====== EXTRACTED RECORDS

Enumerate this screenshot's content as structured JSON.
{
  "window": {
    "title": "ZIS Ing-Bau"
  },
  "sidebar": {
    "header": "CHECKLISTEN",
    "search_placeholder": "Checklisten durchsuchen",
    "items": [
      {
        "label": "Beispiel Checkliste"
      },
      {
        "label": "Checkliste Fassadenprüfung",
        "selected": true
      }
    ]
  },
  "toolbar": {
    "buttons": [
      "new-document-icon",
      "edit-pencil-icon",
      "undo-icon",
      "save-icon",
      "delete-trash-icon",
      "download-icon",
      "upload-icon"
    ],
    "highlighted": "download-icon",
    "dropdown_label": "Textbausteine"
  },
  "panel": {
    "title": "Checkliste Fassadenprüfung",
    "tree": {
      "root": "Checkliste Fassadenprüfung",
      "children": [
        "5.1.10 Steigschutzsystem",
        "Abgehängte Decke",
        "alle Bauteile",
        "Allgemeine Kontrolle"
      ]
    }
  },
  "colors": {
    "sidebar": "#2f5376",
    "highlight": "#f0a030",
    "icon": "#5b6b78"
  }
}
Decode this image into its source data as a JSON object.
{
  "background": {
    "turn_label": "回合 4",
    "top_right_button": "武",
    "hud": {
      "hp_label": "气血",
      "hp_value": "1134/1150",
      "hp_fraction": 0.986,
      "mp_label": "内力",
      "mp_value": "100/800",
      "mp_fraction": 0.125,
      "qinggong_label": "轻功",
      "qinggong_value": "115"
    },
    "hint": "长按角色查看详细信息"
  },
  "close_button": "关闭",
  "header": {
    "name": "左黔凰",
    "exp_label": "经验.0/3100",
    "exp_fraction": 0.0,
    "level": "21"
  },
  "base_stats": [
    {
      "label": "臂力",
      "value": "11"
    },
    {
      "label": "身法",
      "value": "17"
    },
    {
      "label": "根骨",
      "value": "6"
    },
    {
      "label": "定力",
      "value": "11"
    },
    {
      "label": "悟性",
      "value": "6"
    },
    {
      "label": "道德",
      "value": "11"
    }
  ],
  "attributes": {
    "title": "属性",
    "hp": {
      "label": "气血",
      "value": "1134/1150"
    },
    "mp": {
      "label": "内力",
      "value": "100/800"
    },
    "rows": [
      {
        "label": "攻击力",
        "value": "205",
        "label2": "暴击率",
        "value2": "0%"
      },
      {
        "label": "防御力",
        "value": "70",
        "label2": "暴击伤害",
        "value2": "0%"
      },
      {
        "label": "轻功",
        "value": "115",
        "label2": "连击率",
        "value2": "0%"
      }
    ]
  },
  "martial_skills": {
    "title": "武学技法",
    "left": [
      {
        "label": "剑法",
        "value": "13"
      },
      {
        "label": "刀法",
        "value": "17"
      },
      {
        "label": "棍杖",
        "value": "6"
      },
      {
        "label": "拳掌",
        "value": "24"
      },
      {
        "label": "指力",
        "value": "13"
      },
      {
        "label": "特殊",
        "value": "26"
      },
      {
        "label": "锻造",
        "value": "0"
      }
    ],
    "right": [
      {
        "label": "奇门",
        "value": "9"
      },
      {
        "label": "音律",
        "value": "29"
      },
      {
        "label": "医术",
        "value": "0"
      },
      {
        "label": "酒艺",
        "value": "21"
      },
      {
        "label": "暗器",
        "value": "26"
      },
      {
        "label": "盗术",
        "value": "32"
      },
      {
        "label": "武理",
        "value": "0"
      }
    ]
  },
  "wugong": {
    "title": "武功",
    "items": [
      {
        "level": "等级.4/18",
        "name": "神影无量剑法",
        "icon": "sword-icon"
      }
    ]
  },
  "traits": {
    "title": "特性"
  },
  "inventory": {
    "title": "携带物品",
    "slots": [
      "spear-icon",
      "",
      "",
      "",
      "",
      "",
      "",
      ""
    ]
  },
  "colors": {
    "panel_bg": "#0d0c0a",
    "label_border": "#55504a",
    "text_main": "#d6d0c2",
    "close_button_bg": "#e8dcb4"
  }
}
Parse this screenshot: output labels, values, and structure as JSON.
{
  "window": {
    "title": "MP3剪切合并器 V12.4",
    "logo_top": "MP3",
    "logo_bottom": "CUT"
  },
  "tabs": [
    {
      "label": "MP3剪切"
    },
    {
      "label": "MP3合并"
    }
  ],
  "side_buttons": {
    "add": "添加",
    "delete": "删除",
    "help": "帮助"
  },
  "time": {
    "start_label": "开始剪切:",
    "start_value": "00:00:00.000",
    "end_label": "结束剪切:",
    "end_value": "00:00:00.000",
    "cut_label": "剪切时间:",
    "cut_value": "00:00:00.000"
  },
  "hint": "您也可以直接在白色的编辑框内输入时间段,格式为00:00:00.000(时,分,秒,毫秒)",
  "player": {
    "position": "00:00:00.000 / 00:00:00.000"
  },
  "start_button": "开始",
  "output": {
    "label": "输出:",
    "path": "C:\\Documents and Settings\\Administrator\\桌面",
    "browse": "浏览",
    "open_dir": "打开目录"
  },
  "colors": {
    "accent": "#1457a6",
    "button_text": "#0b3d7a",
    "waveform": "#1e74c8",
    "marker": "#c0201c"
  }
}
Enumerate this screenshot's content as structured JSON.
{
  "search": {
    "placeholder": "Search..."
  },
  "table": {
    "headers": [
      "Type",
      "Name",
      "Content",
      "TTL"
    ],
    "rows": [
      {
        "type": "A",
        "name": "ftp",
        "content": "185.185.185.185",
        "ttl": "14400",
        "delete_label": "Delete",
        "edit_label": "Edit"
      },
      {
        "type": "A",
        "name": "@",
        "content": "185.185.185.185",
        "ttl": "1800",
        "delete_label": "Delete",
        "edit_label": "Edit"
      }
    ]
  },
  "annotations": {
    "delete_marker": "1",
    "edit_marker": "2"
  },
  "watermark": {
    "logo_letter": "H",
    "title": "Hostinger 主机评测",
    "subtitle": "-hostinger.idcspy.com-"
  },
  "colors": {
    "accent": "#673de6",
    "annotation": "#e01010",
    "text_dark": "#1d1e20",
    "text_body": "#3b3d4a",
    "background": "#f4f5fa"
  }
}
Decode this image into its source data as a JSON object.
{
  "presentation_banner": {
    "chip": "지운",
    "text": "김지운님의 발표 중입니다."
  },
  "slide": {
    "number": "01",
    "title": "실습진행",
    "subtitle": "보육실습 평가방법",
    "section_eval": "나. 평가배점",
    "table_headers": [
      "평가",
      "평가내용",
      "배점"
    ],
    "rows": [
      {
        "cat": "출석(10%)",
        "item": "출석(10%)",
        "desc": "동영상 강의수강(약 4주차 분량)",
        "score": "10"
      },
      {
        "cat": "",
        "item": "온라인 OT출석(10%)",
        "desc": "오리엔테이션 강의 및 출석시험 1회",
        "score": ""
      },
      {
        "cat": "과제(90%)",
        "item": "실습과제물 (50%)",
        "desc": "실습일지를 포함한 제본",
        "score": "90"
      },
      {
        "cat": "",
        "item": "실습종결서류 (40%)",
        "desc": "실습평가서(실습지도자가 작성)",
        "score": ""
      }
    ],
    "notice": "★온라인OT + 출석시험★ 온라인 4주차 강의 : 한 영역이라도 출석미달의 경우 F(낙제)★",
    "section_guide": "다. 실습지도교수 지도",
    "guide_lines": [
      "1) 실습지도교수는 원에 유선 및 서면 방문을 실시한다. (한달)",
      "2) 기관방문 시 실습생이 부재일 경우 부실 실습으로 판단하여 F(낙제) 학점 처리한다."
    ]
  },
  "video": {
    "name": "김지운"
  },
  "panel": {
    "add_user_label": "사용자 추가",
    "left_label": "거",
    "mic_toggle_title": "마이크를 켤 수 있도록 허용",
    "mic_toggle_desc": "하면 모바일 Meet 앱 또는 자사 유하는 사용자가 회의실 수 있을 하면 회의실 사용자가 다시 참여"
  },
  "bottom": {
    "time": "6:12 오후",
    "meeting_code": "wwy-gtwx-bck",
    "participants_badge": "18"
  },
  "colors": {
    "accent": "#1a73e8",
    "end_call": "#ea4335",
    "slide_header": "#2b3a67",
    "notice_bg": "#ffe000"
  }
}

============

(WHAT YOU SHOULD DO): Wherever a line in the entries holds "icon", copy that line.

(RESPONSE TO THIS TASK):
      "new-document-icon",
      "edit-pencil-icon",
      "undo-icon",
      "save-icon",
      "delete-trash-icon",
      "download-icon",
      "upload-icon"
    "highlighted": "download-icon",
    "icon": "#5b6b78"
        "icon": "sword-icon"
      "spear-icon",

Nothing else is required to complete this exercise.